This page is not intended to be a one stop shop for all Linux tutorials or "How to run Linux". First off, I'm not an expert by any means, and secondly that's what the Linux Documentation Project is for. This is more a place to find little known tips or things that I found really useful to know that the beggining Linux user might not know.
First one, mounting stuff. I won't get into how to figure out how Linux names the partitions or what mounting is, but here is the command to mount a Windows 98/95 partion on something.
Alias are cool. They are major shortcuts you can use when you use the command prompt. Let's say you don't like to type "cd .." to move up one directory. You can create an alias of "cu" that will do that for you when you type "cu". How you do that is this:
You can change the way your command prompt looks by chaning the "PS1" settings.
You can create a neat screen capture of your Linux desktop to show your Windows only friends what it looks like. Just start up "The Gimp" (which should have been automatically installed when you installed a default Linux install) and go to "Xtns" and select "Screen Shot". Then just play around with the options and hit "Grab". Boom, instant screen shot.
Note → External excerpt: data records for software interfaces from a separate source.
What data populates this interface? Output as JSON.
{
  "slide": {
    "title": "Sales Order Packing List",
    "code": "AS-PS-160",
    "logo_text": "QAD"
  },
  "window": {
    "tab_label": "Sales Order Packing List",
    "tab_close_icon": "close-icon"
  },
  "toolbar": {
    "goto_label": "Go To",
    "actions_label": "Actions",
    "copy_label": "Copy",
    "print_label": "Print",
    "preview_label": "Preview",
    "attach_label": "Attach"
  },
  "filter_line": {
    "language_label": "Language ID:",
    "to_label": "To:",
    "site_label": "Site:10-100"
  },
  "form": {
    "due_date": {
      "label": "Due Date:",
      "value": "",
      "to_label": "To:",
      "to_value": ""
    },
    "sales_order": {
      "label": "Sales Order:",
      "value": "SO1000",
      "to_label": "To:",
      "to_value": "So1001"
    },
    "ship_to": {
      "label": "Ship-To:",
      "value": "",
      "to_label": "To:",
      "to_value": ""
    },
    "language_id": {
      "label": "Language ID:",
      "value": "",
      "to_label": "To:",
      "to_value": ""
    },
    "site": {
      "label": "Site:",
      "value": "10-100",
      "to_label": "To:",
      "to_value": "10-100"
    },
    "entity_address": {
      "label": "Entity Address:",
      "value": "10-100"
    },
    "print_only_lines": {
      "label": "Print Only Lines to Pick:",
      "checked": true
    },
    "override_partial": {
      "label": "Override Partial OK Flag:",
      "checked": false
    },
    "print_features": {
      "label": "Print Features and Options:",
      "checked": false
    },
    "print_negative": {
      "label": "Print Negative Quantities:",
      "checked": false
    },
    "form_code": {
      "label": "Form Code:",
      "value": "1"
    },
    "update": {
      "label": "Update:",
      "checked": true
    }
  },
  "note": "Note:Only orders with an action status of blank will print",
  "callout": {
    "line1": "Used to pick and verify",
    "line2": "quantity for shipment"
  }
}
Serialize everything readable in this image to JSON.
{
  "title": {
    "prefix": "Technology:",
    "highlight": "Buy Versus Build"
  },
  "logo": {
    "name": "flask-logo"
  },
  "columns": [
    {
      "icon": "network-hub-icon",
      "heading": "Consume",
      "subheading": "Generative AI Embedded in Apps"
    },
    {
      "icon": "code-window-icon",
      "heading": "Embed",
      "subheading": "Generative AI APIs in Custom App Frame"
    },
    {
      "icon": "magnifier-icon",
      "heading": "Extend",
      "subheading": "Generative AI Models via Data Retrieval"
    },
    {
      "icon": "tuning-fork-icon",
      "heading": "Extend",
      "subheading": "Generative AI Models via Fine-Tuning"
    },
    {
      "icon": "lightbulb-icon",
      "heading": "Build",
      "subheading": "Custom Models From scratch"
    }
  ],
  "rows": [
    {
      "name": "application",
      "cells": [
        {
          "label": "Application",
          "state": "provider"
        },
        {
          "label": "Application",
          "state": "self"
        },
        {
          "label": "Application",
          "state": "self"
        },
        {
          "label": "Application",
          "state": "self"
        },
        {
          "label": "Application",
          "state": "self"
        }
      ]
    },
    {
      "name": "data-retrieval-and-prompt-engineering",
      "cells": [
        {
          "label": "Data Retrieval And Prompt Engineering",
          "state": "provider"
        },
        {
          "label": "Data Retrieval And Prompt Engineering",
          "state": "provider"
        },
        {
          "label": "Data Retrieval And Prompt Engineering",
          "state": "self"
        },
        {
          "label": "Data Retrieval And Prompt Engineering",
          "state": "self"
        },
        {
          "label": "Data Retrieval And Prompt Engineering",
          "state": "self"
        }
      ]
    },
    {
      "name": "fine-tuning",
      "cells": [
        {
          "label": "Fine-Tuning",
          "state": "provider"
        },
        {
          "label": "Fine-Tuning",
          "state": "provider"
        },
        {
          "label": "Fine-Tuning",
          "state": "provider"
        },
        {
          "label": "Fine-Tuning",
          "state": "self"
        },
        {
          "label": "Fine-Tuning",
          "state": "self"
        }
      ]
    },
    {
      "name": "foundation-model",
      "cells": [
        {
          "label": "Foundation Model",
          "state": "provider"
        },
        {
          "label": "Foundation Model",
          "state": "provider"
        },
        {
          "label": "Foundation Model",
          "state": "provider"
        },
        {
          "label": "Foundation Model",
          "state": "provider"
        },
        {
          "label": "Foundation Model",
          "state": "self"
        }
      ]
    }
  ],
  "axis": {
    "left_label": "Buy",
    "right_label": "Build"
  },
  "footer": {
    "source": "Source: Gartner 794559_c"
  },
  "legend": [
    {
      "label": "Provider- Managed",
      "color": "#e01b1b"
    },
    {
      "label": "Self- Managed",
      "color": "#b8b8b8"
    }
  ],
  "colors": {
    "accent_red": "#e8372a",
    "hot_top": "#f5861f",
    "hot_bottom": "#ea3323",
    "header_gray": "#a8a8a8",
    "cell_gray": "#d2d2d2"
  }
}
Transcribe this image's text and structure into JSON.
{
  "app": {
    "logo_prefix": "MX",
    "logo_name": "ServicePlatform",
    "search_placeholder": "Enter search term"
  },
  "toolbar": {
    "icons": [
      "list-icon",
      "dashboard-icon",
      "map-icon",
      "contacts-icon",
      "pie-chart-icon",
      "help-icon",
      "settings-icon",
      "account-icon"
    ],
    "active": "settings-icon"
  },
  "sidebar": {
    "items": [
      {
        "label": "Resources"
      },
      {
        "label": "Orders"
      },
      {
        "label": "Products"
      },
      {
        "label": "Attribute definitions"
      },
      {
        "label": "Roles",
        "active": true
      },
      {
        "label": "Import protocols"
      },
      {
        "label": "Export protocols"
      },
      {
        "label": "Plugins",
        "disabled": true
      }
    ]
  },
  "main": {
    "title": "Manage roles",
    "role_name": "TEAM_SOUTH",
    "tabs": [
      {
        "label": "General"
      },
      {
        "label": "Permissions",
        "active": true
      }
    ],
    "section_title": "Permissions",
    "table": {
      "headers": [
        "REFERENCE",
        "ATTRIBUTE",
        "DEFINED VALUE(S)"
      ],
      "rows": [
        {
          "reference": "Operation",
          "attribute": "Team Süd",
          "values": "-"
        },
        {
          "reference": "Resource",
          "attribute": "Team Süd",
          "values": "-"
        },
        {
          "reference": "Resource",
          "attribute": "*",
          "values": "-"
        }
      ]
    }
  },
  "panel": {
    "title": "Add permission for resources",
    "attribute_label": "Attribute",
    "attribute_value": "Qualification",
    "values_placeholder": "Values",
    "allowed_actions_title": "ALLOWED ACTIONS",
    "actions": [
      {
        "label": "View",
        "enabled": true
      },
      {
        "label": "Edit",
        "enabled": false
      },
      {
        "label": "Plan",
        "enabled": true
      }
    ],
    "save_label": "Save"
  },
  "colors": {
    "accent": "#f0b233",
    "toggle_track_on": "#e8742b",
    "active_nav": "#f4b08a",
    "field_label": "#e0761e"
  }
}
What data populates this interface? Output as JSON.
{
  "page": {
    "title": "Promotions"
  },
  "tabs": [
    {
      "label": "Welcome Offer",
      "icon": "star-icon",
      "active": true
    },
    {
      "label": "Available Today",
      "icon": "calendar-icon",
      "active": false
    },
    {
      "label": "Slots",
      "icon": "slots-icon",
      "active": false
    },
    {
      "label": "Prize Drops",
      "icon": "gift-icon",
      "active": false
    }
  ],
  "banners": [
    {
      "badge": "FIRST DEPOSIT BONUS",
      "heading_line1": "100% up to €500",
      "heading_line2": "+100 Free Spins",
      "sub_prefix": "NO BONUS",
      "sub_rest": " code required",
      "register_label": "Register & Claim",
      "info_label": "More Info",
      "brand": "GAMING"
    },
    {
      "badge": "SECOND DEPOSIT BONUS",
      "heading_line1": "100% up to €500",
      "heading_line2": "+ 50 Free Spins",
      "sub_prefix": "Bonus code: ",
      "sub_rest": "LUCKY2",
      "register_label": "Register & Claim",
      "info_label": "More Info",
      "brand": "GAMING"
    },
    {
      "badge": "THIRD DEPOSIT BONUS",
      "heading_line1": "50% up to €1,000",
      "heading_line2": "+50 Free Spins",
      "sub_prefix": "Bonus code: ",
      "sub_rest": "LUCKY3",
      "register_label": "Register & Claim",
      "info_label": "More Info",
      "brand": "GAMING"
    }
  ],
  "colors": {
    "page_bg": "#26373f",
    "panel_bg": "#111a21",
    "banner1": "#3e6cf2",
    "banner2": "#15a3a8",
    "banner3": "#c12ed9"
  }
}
One of the really annoying things about Linux is permissions. If you ever encounter an error saying you don't have permission to do something, try hitting ls -l and seeing if you own the file or if "root" does. If root owns it, but you're the one who uses it, su to root, and type chown yourname thefilename and chgrp yourgroup(usuallyyourname) thefilename. Now you can access and write to the file like normal. Or, if something won't execute, even though you know it should, try typing chmod u+x filename and see if that doesn't work. The "u+x" part is saying let the user (you, or the name it says in the first column when you hit ls -l) exucute (x) the file. Here is a listing of what a command like that means: "u"=user, "g"=group, "o"=other, "a"=all (user, group and other). "+"=add and "-"=take away. And finally "r"=you can read the file, "w"=you can write to the file, and "x"=you can execute the file. So the command chmod g-wx myreallycoolproject.html would not let the group that owns that file (found out by looking in the second column when you hit ls -l) write to it, or execute it, but would still let them read it. Once you get the hang of permissions, it becomes easier, but I still hate them.
A neat little thing that lets you block anoying ads is adding the adserver to your hosts file.